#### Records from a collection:

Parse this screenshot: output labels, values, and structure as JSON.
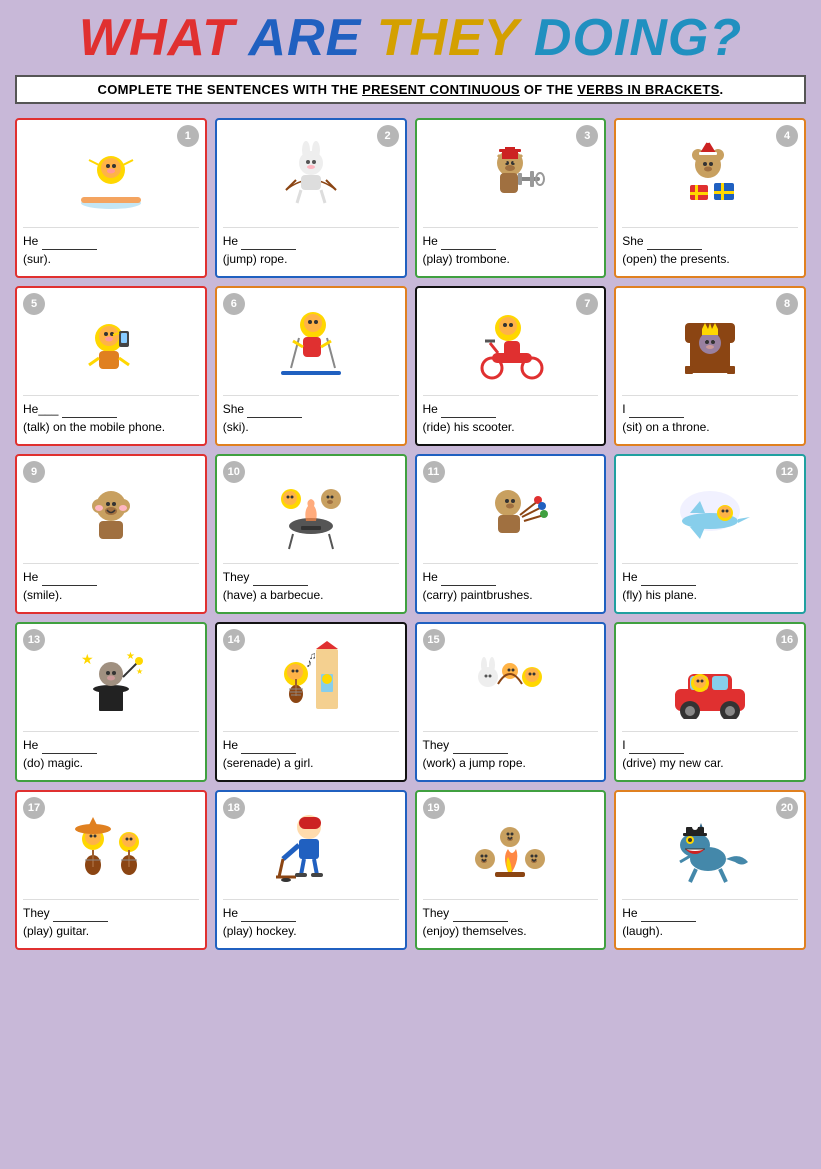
{
  "title": {
    "part1": "What ",
    "part2": "Are ",
    "part3": "They ",
    "part4": "Doing?"
  },
  "instruction": {
    "text": "Complete the sentences with the",
    "underline1": "present continuous",
    "middle": "of the",
    "underline2": "verbs in brackets",
    "end": "."
  },
  "cards": [
    {
      "num": 1,
      "numPos": "right",
      "border": "red",
      "sentence": "He ___ ___ ___",
      "verb": "(sur)."
    },
    {
      "num": 2,
      "numPos": "right",
      "border": "blue",
      "sentence": "He ___ ___ ___",
      "verb": "(jump) rope."
    },
    {
      "num": 3,
      "numPos": "right",
      "border": "green",
      "sentence": "He ___ ___ ___",
      "verb": "(play) trombone."
    },
    {
      "num": 4,
      "numPos": "right",
      "border": "orange",
      "sentence": "She ___ ___",
      "verb": "(open) the presents."
    },
    {
      "num": 5,
      "numPos": "left",
      "border": "red",
      "sentence": "He___ ___ ___",
      "verb": "(talk) on the mobile phone."
    },
    {
      "num": 6,
      "numPos": "left",
      "border": "orange",
      "sentence": "She ___ ___",
      "verb": "(ski)."
    },
    {
      "num": 7,
      "numPos": "right",
      "border": "black",
      "sentence": "He ___ ___ ___",
      "verb": "(ride) his scooter."
    },
    {
      "num": 8,
      "numPos": "right",
      "border": "orange",
      "sentence": "I ___ ___ ___",
      "verb": "(sit) on a throne."
    },
    {
      "num": 9,
      "numPos": "left",
      "border": "red",
      "sentence": "He ___ ___ ___",
      "verb": "(smile)."
    },
    {
      "num": 10,
      "numPos": "left",
      "border": "green",
      "sentence": "They ___ ___",
      "verb": "(have) a barbecue."
    },
    {
      "num": 11,
      "numPos": "left",
      "border": "blue",
      "sentence": "He ___ ___ ___",
      "verb": "(carry) paintbrushes."
    },
    {
      "num": 12,
      "numPos": "right",
      "border": "teal",
      "sentence": "He ___ ___ ___",
      "verb": "(fly) his plane."
    },
    {
      "num": 13,
      "numPos": "left",
      "border": "green",
      "sentence": "He ___ ___ ___",
      "verb": "(do) magic."
    },
    {
      "num": 14,
      "numPos": "left",
      "border": "black",
      "sentence": "He ___ ___",
      "verb": "(serenade) a girl."
    },
    {
      "num": 15,
      "numPos": "left",
      "border": "blue",
      "sentence": "They ___ ___",
      "verb": "(work) a jump rope."
    },
    {
      "num": 16,
      "numPos": "right",
      "border": "green",
      "sentence": "I ___ ___ ___",
      "verb": "(drive) my new car."
    },
    {
      "num": 17,
      "numPos": "left",
      "border": "red",
      "sentence": "They ___ ___",
      "verb": "(play) guitar."
    },
    {
      "num": 18,
      "numPos": "left",
      "border": "blue",
      "sentence": "He ___ ___ ___",
      "verb": "(play) hockey."
    },
    {
      "num": 19,
      "numPos": "left",
      "border": "green",
      "sentence": "They ___ ___",
      "verb": "(enjoy) themselves."
    },
    {
      "num": 20,
      "numPos": "right",
      "border": "orange",
      "sentence": "He ___ ___",
      "verb": "(laugh)."
    }
  ],
  "emojis": [
    "🏄",
    "🐇",
    "🐒",
    "🐻",
    "🦁",
    "🦁",
    "🦁",
    "🐱",
    "🐒",
    "🦁",
    "🐒",
    "🦁",
    "🐱",
    "🦁",
    "🐇",
    "🦁",
    "🦁",
    "🏒",
    "🐒",
    "🦎"
  ]
}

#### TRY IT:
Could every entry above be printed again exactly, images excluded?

#### RESPONSE TO THE EXERCISE:
Parse this screenshot: output labels, values, and structure as JSON.
{
  "title": {
    "part1": "What ",
    "part2": "Are ",
    "part3": "They ",
    "part4": "Doing?"
  },
  "instruction": {
    "text": "Complete the sentences with the",
    "underline1": "present continuous",
    "middle": "of the",
    "underline2": "verbs in brackets",
    "end": "."
  },
  "cards": [
    {
      "num": 1,
      "numPos": "right",
      "border": "red",
      "sentence": "He ___ ___ ___",
      "verb": "(sur)."
    },
    {
      "num": 2,
      "numPos": "right",
      "border": "blue",
      "sentence": "He ___ ___ ___",
      "verb": "(jump) rope."
    },
    {
      "num": 3,
      "numPos": "right",
      "border": "green",
      "sentence": "He ___ ___ ___",
      "verb": "(play) trombone."
    },
    {
      "num": 4,
      "numPos": "right",
      "border": "orange",
      "sentence": "She ___ ___",
      "verb": "(open) the presents."
    },
    {
      "num": 5,
      "numPos": "left",
      "border": "red",
      "sentence": "He___ ___ ___",
      "verb": "(talk) on the mobile phone."
    },
    {
      "num": 6,
      "numPos": "left",
      "border": "orange",
      "sentence": "She ___ ___",
      "verb": "(ski)."
    },
    {
      "num": 7,
      "numPos": "right",
      "border": "black",
      "sentence": "He ___ ___ ___",
      "verb": "(ride) his scooter."
    },
    {
      "num": 8,
      "numPos": "right",
      "border": "orange",
      "sentence": "I ___ ___ ___",
      "verb": "(sit) on a throne."
    },
    {
      "num": 9,
      "numPos": "left",
      "border": "red",
      "sentence": "He ___ ___ ___",
      "verb": "(smile)."
    },
    {
      "num": 10,
      "numPos": "left",
      "border": "green",
      "sentence": "They ___ ___",
      "verb": "(have) a barbecue."
    },
    {
      "num": 11,
      "numPos": "left",
      "border": "blue",
      "sentence": "He ___ ___ ___",
      "verb": "(carry) paintbrushes."
    },
    {
      "num": 12,
      "numPos": "right",
      "border": "teal",
      "sentence": "He ___ ___ ___",
      "verb": "(fly) his plane."
    },
    {
      "num": 13,
      "numPos": "left",
      "border": "green",
      "sentence": "He ___ ___ ___",
      "verb": "(do) magic."
    },
    {
      "num": 14,
      "numPos": "left",
      "border": "black",
      "sentence": "He ___ ___",
      "verb": "(serenade) a girl."
    },
    {
      "num": 15,
      "numPos": "left",
      "border": "blue",
      "sentence": "They ___ ___",
      "verb": "(work) a jump rope."
    },
    {
      "num": 16,
      "numPos": "right",
      "border": "green",
      "sentence": "I ___ ___ ___",
      "verb": "(drive) my new car."
    },
    {
      "num": 17,
      "numPos": "left",
      "border": "red",
      "sentence": "They ___ ___",
      "verb": "(play) guitar."
    },
    {
      "num": 18,
      "numPos": "left",
      "border": "blue",
      "sentence": "He ___ ___ ___",
      "verb": "(play) hockey."
    },
    {
      "num": 19,
      "numPos": "left",
      "border": "green",
      "sentence": "They ___ ___",
      "verb": "(enjoy) themselves."
    },
    {
      "num": 20,
      "numPos": "right",
      "border": "orange",
      "sentence": "He ___ ___",
      "verb": "(laugh)."
    }
  ],
  "emojis": [
    "🏄",
    "🐇",
    "🐒",
    "🐻",
    "🦁",
    "🦁",
    "🦁",
    "🐱",
    "🐒",
    "🦁",
    "🐒",
    "🦁",
    "🐱",
    "🦁",
    "🐇",
    "🦁",
    "🦁",
    "🏒",
    "🐒",
    "🦎"
  ]
}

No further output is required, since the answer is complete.